Entries from a dataset of interfaces
★ ★ ★ ★ ★ ★ ★
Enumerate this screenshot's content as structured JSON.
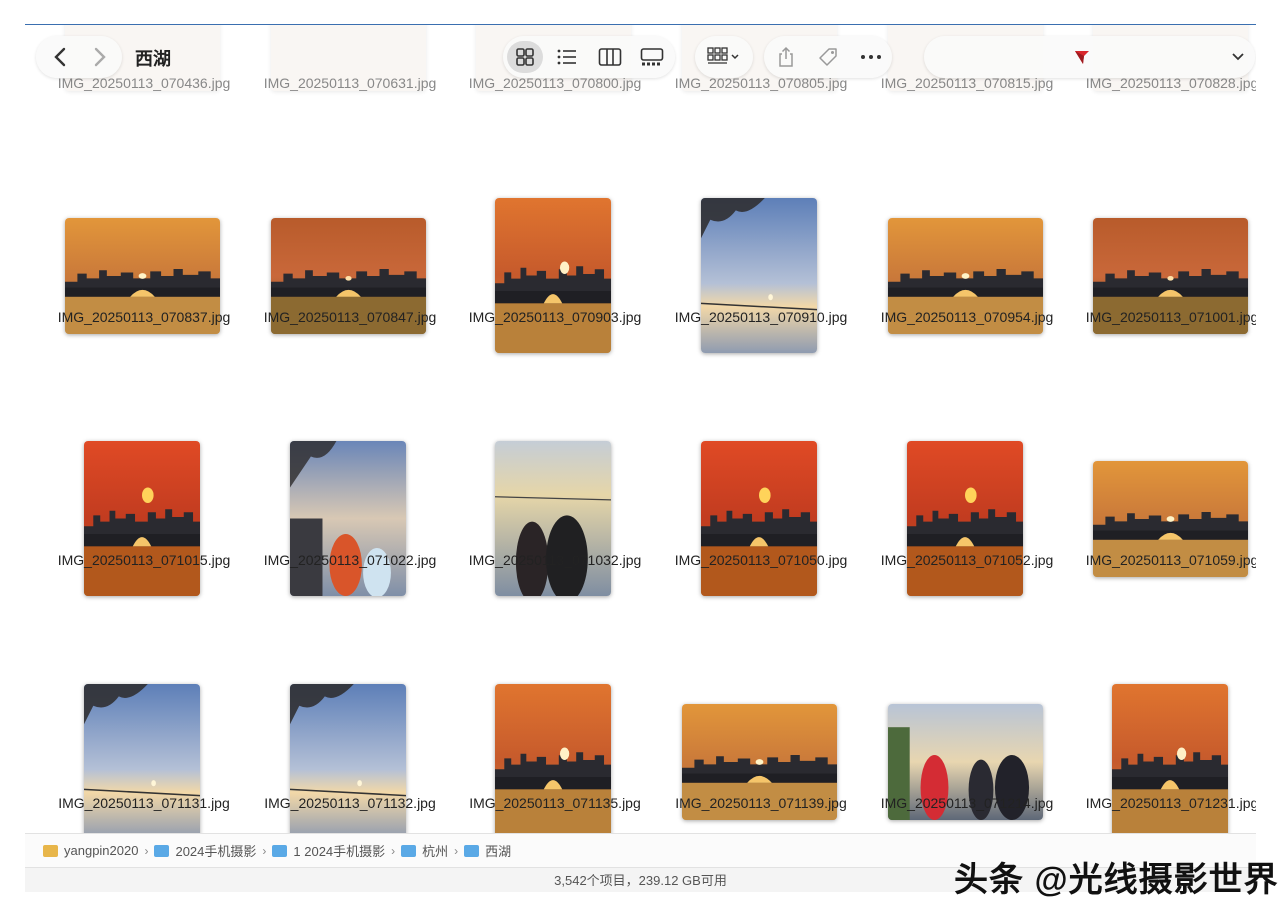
{
  "window": {
    "title": "西湖",
    "accent": "#3a6fb0"
  },
  "toolbar": {
    "back_icon": "chevron-left-icon",
    "forward_icon": "chevron-right-icon",
    "views": [
      "icon-view-icon",
      "list-view-icon",
      "column-view-icon",
      "gallery-view-icon"
    ],
    "active_view": "icon-view-icon",
    "group_icon": "group-grid-icon",
    "share_icon": "share-icon",
    "tag_icon": "tag-icon",
    "more_icon": "more-icon",
    "search_icon": "red-flag-icon",
    "search_value": ""
  },
  "files": [
    {
      "name": "IMG_20250113_070436.jpg",
      "kind": "wide",
      "scene": "top"
    },
    {
      "name": "IMG_20250113_070631.jpg",
      "kind": "wide",
      "scene": "top"
    },
    {
      "name": "IMG_20250113_070800.jpg",
      "kind": "wide",
      "scene": "top"
    },
    {
      "name": "IMG_20250113_070805.jpg",
      "kind": "wide",
      "scene": "top"
    },
    {
      "name": "IMG_20250113_070815.jpg",
      "kind": "wide",
      "scene": "top"
    },
    {
      "name": "IMG_20250113_070828.jpg",
      "kind": "wide",
      "scene": "top"
    },
    {
      "name": "IMG_20250113_070837.jpg",
      "kind": "wide",
      "scene": "sunset-amber"
    },
    {
      "name": "IMG_20250113_070847.jpg",
      "kind": "wide",
      "scene": "sunset-dark"
    },
    {
      "name": "IMG_20250113_070903.jpg",
      "kind": "tall",
      "scene": "sunset-orange"
    },
    {
      "name": "IMG_20250113_070910.jpg",
      "kind": "tall",
      "scene": "blue-tree"
    },
    {
      "name": "IMG_20250113_070954.jpg",
      "kind": "wide",
      "scene": "sunset-amber"
    },
    {
      "name": "IMG_20250113_071001.jpg",
      "kind": "wide",
      "scene": "sunset-dark"
    },
    {
      "name": "IMG_20250113_071015.jpg",
      "kind": "tall",
      "scene": "sunset-red"
    },
    {
      "name": "IMG_20250113_071022.jpg",
      "kind": "tall",
      "scene": "people-tree"
    },
    {
      "name": "IMG_20250113_071032.jpg",
      "kind": "tall",
      "scene": "couple"
    },
    {
      "name": "IMG_20250113_071050.jpg",
      "kind": "tall",
      "scene": "sunset-red"
    },
    {
      "name": "IMG_20250113_071052.jpg",
      "kind": "tall",
      "scene": "sunset-red"
    },
    {
      "name": "IMG_20250113_071059.jpg",
      "kind": "wide",
      "scene": "sunset-amber"
    },
    {
      "name": "IMG_20250113_071131.jpg",
      "kind": "tall",
      "scene": "blue-tree"
    },
    {
      "name": "IMG_20250113_071132.jpg",
      "kind": "tall",
      "scene": "blue-tree"
    },
    {
      "name": "IMG_20250113_071135.jpg",
      "kind": "tall",
      "scene": "sunset-orange"
    },
    {
      "name": "IMG_20250113_071139.jpg",
      "kind": "wide",
      "scene": "sunset-amber"
    },
    {
      "name": "IMG_20250113_071214.jpg",
      "kind": "wide",
      "scene": "crowd"
    },
    {
      "name": "IMG_20250113_071231.jpg",
      "kind": "tall",
      "scene": "sunset-orange"
    }
  ],
  "path": [
    {
      "label": "yangpin2020",
      "icon": "home-folder-icon",
      "color": "#e8b64a"
    },
    {
      "label": "2024手机摄影",
      "icon": "folder-icon",
      "color": "#5aa9e6"
    },
    {
      "label": "1 2024手机摄影",
      "icon": "folder-icon",
      "color": "#5aa9e6"
    },
    {
      "label": "杭州",
      "icon": "folder-icon",
      "color": "#5aa9e6"
    },
    {
      "label": "西湖",
      "icon": "folder-icon",
      "color": "#5aa9e6"
    }
  ],
  "status": "3,542个项目，239.12 GB可用",
  "watermark": "头条 @光线摄影世界"
}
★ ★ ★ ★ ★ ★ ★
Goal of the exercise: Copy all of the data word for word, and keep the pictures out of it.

Worked solution:
Enumerate this screenshot's content as structured JSON.
{
  "window": {
    "title": "西湖",
    "accent": "#3a6fb0"
  },
  "toolbar": {
    "back_icon": "chevron-left-icon",
    "forward_icon": "chevron-right-icon",
    "views": [
      "icon-view-icon",
      "list-view-icon",
      "column-view-icon",
      "gallery-view-icon"
    ],
    "active_view": "icon-view-icon",
    "group_icon": "group-grid-icon",
    "share_icon": "share-icon",
    "tag_icon": "tag-icon",
    "more_icon": "more-icon",
    "search_icon": "red-flag-icon",
    "search_value": ""
  },
  "files": [
    {
      "name": "IMG_20250113_070436.jpg",
      "kind": "wide",
      "scene": "top"
    },
    {
      "name": "IMG_20250113_070631.jpg",
      "kind": "wide",
      "scene": "top"
    },
    {
      "name": "IMG_20250113_070800.jpg",
      "kind": "wide",
      "scene": "top"
    },
    {
      "name": "IMG_20250113_070805.jpg",
      "kind": "wide",
      "scene": "top"
    },
    {
      "name": "IMG_20250113_070815.jpg",
      "kind": "wide",
      "scene": "top"
    },
    {
      "name": "IMG_20250113_070828.jpg",
      "kind": "wide",
      "scene": "top"
    },
    {
      "name": "IMG_20250113_070837.jpg",
      "kind": "wide",
      "scene": "sunset-amber"
    },
    {
      "name": "IMG_20250113_070847.jpg",
      "kind": "wide",
      "scene": "sunset-dark"
    },
    {
      "name": "IMG_20250113_070903.jpg",
      "kind": "tall",
      "scene": "sunset-orange"
    },
    {
      "name": "IMG_20250113_070910.jpg",
      "kind": "tall",
      "scene": "blue-tree"
    },
    {
      "name": "IMG_20250113_070954.jpg",
      "kind": "wide",
      "scene": "sunset-amber"
    },
    {
      "name": "IMG_20250113_071001.jpg",
      "kind": "wide",
      "scene": "sunset-dark"
    },
    {
      "name": "IMG_20250113_071015.jpg",
      "kind": "tall",
      "scene": "sunset-red"
    },
    {
      "name": "IMG_20250113_071022.jpg",
      "kind": "tall",
      "scene": "people-tree"
    },
    {
      "name": "IMG_20250113_071032.jpg",
      "kind": "tall",
      "scene": "couple"
    },
    {
      "name": "IMG_20250113_071050.jpg",
      "kind": "tall",
      "scene": "sunset-red"
    },
    {
      "name": "IMG_20250113_071052.jpg",
      "kind": "tall",
      "scene": "sunset-red"
    },
    {
      "name": "IMG_20250113_071059.jpg",
      "kind": "wide",
      "scene": "sunset-amber"
    },
    {
      "name": "IMG_20250113_071131.jpg",
      "kind": "tall",
      "scene": "blue-tree"
    },
    {
      "name": "IMG_20250113_071132.jpg",
      "kind": "tall",
      "scene": "blue-tree"
    },
    {
      "name": "IMG_20250113_071135.jpg",
      "kind": "tall",
      "scene": "sunset-orange"
    },
    {
      "name": "IMG_20250113_071139.jpg",
      "kind": "wide",
      "scene": "sunset-amber"
    },
    {
      "name": "IMG_20250113_071214.jpg",
      "kind": "wide",
      "scene": "crowd"
    },
    {
      "name": "IMG_20250113_071231.jpg",
      "kind": "tall",
      "scene": "sunset-orange"
    }
  ],
  "path": [
    {
      "label": "yangpin2020",
      "icon": "home-folder-icon",
      "color": "#e8b64a"
    },
    {
      "label": "2024手机摄影",
      "icon": "folder-icon",
      "color": "#5aa9e6"
    },
    {
      "label": "1 2024手机摄影",
      "icon": "folder-icon",
      "color": "#5aa9e6"
    },
    {
      "label": "杭州",
      "icon": "folder-icon",
      "color": "#5aa9e6"
    },
    {
      "label": "西湖",
      "icon": "folder-icon",
      "color": "#5aa9e6"
    }
  ],
  "status": "3,542个项目，239.12 GB可用",
  "watermark": "头条 @光线摄影世界"
}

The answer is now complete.